THE DATA ->
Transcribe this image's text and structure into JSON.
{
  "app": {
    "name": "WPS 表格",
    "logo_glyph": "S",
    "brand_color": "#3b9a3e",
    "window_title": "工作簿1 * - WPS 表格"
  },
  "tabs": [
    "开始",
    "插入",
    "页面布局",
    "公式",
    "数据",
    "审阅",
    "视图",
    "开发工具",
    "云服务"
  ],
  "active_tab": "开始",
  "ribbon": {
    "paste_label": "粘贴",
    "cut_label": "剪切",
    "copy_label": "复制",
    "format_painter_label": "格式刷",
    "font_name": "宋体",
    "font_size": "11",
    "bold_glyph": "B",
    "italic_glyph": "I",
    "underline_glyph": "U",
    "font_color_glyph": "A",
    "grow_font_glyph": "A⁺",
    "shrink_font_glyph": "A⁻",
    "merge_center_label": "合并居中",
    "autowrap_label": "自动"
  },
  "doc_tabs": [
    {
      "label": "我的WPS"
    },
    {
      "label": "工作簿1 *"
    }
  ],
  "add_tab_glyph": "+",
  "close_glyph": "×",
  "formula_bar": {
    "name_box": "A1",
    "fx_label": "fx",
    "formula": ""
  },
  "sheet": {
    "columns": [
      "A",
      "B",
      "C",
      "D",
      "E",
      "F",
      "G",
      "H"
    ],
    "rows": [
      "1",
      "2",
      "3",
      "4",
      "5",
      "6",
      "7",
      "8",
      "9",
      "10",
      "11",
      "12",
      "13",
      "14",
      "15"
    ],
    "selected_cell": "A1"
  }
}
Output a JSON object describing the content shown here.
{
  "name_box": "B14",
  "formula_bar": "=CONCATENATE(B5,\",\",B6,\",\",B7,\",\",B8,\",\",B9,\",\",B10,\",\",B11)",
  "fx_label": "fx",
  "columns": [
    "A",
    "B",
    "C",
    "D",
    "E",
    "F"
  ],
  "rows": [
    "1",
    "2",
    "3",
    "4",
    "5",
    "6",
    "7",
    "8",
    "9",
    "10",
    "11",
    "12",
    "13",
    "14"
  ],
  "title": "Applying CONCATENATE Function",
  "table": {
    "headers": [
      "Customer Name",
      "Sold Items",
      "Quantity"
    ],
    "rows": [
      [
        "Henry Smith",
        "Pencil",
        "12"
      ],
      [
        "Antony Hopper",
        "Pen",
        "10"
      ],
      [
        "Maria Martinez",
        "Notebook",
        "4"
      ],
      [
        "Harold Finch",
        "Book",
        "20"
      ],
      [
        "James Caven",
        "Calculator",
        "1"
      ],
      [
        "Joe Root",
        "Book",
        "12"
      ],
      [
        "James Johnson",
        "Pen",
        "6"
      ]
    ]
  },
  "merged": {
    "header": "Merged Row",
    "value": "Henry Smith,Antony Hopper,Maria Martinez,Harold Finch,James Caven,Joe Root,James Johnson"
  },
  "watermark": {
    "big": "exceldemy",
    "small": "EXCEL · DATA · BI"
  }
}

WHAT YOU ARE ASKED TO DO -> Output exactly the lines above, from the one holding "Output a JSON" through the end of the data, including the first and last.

SOLUTION FOR THIS EXERCISE ->
Output a JSON object describing the content shown here.
{
  "name_box": "B14",
  "formula_bar": "=CONCATENATE(B5,\",\",B6,\",\",B7,\",\",B8,\",\",B9,\",\",B10,\",\",B11)",
  "fx_label": "fx",
  "columns": [
    "A",
    "B",
    "C",
    "D",
    "E",
    "F"
  ],
  "rows": [
    "1",
    "2",
    "3",
    "4",
    "5",
    "6",
    "7",
    "8",
    "9",
    "10",
    "11",
    "12",
    "13",
    "14"
  ],
  "title": "Applying CONCATENATE Function",
  "table": {
    "headers": [
      "Customer Name",
      "Sold Items",
      "Quantity"
    ],
    "rows": [
      [
        "Henry Smith",
        "Pencil",
        "12"
      ],
      [
        "Antony Hopper",
        "Pen",
        "10"
      ],
      [
        "Maria Martinez",
        "Notebook",
        "4"
      ],
      [
        "Harold Finch",
        "Book",
        "20"
      ],
      [
        "James Caven",
        "Calculator",
        "1"
      ],
      [
        "Joe Root",
        "Book",
        "12"
      ],
      [
        "James Johnson",
        "Pen",
        "6"
      ]
    ]
  },
  "merged": {
    "header": "Merged Row",
    "value": "Henry Smith,Antony Hopper,Maria Martinez,Harold Finch,James Caven,Joe Root,James Johnson"
  },
  "watermark": {
    "big": "exceldemy",
    "small": "EXCEL · DATA · BI"
  }
}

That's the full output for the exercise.